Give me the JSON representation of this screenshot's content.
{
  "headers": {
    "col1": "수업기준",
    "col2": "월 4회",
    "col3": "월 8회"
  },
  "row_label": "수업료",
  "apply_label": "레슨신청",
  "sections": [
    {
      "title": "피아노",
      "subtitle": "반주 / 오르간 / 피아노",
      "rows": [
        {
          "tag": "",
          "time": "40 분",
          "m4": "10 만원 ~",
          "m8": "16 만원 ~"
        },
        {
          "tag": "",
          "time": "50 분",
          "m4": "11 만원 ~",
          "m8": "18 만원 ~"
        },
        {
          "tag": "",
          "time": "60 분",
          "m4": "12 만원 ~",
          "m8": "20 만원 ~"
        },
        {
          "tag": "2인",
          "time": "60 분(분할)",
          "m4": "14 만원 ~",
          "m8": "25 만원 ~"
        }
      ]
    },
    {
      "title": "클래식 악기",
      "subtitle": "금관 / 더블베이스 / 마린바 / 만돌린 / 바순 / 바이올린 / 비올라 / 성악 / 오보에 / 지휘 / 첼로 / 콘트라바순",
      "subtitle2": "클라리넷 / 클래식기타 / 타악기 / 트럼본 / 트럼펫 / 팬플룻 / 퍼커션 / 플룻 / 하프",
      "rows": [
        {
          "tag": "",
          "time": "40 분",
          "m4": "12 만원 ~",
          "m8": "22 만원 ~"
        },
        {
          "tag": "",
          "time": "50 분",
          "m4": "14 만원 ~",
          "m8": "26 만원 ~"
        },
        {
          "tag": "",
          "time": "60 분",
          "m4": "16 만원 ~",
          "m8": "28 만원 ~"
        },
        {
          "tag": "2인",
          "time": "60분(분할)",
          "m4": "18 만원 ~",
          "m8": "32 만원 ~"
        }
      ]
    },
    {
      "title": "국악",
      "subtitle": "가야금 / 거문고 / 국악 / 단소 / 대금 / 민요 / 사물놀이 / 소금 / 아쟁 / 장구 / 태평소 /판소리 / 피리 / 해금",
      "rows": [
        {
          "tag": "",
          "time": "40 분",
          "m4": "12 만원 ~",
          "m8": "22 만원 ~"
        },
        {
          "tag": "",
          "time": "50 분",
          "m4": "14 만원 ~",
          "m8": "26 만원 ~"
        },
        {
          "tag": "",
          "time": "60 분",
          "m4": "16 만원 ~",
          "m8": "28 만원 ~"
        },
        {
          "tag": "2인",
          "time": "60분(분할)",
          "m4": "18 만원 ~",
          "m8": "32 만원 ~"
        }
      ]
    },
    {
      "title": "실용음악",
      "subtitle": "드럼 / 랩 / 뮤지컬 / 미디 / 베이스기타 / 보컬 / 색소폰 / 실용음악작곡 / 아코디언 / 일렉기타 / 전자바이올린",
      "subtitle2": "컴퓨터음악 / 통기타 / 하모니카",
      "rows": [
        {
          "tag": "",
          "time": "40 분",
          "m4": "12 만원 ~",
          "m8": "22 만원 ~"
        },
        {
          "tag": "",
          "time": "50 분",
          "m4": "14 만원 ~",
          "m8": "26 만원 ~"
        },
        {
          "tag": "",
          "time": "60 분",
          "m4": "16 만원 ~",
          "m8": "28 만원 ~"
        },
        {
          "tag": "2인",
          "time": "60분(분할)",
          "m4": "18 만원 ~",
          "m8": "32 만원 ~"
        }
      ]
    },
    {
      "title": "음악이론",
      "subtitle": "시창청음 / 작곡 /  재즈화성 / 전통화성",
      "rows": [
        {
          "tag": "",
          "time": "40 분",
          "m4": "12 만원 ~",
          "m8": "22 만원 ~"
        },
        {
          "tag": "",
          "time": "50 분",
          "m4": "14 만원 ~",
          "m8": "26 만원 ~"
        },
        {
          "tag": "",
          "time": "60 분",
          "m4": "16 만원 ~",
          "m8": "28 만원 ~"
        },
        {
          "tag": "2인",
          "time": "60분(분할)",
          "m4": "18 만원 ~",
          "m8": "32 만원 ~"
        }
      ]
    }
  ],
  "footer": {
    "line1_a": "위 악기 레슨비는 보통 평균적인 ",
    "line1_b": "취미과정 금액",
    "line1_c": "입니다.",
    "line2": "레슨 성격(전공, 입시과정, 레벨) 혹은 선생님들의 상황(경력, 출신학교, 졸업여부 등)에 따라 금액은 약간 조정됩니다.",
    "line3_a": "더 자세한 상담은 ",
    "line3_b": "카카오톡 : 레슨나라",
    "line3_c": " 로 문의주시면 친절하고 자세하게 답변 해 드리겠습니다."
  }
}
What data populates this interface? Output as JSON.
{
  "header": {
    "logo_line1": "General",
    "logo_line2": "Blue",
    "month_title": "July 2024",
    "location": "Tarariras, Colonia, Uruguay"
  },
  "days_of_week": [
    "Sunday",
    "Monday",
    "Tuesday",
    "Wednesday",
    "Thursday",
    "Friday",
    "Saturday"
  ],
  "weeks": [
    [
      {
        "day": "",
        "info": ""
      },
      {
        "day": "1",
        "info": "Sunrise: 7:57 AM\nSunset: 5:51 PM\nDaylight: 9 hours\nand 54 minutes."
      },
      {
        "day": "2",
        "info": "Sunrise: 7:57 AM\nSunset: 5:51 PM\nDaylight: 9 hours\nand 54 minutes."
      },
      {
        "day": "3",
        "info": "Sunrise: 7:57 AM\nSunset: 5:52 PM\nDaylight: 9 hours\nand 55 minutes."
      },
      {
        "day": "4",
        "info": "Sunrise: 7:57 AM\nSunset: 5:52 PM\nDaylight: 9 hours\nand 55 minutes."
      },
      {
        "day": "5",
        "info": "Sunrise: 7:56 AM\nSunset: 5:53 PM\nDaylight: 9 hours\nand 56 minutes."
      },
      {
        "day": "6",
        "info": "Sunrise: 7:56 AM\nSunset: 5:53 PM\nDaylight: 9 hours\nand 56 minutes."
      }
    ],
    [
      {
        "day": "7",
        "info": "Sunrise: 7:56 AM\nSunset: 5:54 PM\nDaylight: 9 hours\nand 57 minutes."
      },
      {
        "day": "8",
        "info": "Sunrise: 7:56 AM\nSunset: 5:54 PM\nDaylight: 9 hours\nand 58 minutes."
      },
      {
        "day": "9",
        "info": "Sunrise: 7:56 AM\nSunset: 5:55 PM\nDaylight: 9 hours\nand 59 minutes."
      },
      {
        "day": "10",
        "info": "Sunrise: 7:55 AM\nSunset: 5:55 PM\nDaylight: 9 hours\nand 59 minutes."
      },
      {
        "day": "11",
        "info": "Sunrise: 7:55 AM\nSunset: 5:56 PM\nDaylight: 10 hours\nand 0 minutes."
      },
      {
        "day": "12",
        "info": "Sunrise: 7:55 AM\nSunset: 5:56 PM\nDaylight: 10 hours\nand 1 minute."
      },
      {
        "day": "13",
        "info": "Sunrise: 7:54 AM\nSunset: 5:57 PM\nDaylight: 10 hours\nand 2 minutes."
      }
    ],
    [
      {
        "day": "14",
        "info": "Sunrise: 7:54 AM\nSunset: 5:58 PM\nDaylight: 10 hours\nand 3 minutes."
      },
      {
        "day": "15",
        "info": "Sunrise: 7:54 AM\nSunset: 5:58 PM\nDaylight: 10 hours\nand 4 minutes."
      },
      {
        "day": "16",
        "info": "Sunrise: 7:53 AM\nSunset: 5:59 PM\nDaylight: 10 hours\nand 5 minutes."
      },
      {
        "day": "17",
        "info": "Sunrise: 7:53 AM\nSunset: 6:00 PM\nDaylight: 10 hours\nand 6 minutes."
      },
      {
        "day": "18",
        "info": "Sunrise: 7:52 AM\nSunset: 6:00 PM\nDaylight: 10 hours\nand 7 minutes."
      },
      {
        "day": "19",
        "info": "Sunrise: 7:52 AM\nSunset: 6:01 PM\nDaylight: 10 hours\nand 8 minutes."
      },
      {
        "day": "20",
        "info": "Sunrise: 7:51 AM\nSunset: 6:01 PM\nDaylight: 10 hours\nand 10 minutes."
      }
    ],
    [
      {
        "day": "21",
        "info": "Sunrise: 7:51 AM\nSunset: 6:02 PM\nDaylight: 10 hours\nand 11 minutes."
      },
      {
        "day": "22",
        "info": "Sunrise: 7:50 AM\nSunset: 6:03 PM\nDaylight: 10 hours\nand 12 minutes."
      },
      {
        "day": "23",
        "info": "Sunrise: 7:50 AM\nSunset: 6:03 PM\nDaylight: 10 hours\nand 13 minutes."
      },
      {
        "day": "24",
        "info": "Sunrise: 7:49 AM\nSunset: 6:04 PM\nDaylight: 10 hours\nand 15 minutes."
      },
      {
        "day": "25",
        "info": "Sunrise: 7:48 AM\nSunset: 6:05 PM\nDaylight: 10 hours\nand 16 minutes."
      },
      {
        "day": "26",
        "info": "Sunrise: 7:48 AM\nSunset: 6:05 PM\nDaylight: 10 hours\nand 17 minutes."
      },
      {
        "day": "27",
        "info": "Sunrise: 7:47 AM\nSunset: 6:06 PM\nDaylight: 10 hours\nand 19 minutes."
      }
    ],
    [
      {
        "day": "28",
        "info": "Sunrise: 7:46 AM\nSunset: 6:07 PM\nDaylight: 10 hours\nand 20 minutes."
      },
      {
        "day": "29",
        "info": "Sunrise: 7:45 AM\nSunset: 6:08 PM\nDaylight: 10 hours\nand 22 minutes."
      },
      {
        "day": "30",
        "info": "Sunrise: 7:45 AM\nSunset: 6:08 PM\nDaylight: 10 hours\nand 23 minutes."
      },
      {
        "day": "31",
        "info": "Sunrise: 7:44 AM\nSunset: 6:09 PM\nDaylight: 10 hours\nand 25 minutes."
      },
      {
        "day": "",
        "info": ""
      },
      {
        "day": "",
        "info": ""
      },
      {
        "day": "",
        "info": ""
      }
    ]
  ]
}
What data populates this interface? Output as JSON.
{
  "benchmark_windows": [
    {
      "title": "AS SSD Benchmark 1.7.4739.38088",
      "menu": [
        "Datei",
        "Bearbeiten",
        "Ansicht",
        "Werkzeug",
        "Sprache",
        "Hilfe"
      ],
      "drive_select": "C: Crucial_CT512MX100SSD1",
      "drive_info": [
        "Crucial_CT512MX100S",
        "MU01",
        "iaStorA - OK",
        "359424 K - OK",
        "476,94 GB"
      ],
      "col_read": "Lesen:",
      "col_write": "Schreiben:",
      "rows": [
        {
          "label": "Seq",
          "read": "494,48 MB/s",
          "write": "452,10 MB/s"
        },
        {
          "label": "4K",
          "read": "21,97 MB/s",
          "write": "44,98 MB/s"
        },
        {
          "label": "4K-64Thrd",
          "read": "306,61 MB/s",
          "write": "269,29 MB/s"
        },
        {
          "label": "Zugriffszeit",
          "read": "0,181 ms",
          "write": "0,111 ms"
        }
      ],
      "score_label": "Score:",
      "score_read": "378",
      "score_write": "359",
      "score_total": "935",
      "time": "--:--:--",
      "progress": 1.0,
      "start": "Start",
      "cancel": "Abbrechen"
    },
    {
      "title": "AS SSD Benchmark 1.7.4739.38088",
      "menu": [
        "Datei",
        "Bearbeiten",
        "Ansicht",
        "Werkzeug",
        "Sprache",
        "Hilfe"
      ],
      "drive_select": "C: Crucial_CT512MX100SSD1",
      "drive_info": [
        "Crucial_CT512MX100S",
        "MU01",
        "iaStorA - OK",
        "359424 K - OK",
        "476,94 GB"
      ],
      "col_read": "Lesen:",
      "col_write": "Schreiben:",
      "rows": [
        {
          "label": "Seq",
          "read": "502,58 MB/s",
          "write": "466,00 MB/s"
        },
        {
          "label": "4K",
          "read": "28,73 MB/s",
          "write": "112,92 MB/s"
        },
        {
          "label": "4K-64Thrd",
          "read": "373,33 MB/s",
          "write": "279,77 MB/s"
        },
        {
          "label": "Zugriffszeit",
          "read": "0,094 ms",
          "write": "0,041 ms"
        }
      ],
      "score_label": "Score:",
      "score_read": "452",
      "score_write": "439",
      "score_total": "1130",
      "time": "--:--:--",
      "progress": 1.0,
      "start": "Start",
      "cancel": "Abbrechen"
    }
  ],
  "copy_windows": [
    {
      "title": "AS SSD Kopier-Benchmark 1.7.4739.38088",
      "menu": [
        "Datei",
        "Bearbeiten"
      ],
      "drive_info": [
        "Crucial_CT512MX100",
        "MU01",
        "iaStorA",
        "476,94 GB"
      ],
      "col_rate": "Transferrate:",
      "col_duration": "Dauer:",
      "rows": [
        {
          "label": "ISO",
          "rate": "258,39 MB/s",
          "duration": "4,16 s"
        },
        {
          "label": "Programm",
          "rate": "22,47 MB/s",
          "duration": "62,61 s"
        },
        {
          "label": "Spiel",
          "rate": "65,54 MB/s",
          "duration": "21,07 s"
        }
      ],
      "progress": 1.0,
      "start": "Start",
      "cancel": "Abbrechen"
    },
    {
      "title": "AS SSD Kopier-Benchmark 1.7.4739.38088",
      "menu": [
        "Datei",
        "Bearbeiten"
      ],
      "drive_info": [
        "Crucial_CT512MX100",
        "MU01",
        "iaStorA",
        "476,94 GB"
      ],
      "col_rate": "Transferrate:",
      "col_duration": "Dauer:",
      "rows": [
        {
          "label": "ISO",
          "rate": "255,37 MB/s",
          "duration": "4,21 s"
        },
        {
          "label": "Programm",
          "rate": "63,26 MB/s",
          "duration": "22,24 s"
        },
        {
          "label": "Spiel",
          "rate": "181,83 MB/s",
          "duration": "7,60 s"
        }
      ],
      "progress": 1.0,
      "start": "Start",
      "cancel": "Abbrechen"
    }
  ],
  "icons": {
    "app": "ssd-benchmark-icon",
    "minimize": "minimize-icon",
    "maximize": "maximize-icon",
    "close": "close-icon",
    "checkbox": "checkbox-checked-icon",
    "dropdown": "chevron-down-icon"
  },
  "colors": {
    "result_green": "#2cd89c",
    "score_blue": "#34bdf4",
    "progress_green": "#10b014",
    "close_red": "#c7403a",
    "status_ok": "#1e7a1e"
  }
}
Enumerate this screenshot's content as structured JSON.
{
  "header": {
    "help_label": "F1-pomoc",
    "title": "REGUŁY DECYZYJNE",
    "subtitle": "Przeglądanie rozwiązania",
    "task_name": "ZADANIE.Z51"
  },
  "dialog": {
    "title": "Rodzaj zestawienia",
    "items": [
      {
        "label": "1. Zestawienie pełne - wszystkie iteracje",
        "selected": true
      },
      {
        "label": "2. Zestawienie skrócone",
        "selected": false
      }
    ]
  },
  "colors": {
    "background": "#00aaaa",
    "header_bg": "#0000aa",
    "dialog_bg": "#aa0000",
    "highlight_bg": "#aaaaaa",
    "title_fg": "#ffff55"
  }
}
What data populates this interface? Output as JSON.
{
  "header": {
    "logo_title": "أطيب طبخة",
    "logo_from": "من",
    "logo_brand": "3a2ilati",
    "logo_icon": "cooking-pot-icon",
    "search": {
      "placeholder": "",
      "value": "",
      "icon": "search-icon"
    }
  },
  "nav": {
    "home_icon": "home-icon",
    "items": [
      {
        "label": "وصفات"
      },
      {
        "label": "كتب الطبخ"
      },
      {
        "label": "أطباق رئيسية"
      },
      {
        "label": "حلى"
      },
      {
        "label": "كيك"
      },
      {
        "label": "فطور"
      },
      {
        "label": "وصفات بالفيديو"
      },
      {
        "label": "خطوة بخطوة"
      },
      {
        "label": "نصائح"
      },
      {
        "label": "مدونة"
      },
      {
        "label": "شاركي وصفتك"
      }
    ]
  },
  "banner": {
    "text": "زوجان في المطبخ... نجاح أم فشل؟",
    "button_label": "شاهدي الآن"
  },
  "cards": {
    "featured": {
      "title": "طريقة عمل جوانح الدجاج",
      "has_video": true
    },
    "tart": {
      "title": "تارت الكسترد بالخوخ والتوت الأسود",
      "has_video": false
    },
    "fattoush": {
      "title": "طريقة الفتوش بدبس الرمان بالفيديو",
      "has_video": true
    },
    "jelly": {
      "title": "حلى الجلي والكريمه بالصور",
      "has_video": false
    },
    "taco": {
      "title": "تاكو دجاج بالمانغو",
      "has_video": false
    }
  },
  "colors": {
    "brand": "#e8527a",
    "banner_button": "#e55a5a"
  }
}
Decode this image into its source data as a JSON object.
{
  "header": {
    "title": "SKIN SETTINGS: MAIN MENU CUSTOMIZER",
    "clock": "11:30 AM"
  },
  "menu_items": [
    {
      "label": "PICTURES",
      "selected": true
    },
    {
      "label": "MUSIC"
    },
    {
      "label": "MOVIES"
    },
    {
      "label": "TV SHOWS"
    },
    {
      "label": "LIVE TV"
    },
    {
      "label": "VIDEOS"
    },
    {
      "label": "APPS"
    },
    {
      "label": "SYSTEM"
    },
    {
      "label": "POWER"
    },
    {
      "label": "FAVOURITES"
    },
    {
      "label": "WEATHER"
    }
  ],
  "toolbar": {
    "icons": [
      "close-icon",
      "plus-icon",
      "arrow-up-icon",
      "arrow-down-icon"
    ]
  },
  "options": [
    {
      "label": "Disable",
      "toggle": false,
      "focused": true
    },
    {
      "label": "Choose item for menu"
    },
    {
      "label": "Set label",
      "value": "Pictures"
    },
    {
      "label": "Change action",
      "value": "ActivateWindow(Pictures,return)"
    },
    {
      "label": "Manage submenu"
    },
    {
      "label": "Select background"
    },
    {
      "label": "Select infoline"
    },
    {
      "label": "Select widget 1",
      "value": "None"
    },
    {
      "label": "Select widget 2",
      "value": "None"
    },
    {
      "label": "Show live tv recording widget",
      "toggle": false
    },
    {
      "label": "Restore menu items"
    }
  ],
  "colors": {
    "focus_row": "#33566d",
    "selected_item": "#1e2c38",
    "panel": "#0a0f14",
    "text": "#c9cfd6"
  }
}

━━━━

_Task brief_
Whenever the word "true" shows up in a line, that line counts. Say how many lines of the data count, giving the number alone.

_Solution to this exercise_
5